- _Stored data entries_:
= Beginning of Section =

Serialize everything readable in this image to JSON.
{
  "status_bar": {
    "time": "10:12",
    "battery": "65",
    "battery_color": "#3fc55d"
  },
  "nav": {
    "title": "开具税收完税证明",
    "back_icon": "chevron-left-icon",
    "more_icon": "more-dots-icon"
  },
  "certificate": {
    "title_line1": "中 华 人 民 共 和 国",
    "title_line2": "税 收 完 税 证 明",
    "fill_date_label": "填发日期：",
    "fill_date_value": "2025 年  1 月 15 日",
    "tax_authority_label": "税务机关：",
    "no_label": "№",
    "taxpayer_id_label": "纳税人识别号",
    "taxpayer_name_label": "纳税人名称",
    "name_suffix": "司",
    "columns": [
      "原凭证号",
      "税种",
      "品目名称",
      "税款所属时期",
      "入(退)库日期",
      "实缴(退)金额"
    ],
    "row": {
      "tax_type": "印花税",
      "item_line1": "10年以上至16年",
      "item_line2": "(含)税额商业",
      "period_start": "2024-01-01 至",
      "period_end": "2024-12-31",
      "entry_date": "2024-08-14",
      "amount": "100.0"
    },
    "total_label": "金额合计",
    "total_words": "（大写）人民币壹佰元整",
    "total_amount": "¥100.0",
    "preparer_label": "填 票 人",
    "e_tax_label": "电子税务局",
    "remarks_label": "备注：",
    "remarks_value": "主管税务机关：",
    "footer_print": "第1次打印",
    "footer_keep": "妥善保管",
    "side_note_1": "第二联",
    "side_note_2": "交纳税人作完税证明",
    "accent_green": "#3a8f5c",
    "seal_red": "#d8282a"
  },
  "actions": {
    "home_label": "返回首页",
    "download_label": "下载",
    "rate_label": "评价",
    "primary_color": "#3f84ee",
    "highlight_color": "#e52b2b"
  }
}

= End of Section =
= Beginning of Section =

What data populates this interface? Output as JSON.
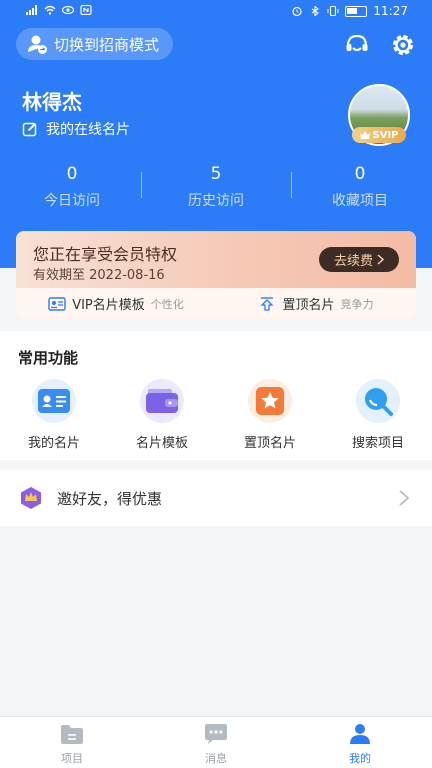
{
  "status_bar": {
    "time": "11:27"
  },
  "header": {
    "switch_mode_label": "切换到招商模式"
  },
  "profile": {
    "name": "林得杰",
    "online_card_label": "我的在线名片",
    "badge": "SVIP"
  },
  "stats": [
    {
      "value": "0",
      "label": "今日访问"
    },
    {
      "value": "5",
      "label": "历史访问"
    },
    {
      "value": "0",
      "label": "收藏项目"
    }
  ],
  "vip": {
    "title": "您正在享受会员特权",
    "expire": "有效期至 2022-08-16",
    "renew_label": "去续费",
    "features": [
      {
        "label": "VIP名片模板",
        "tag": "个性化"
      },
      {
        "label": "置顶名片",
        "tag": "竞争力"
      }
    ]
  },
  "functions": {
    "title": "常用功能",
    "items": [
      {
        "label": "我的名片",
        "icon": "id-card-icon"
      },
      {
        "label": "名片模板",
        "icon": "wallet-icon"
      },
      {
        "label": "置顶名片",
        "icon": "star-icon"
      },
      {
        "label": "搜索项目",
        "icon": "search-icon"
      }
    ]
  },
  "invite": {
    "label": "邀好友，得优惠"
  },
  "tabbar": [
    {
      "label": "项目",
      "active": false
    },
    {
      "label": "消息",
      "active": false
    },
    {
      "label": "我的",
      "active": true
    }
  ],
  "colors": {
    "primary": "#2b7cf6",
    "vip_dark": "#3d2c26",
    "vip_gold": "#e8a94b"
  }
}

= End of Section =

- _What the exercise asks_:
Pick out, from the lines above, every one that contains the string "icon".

- _Answer for this exercise_:
    "back_icon": "chevron-left-icon",
    "more_icon": "more-dots-icon"
        "icon": "id-card-icon"
        "icon": "wallet-icon"
        "icon": "star-icon"
        "icon": "search-icon"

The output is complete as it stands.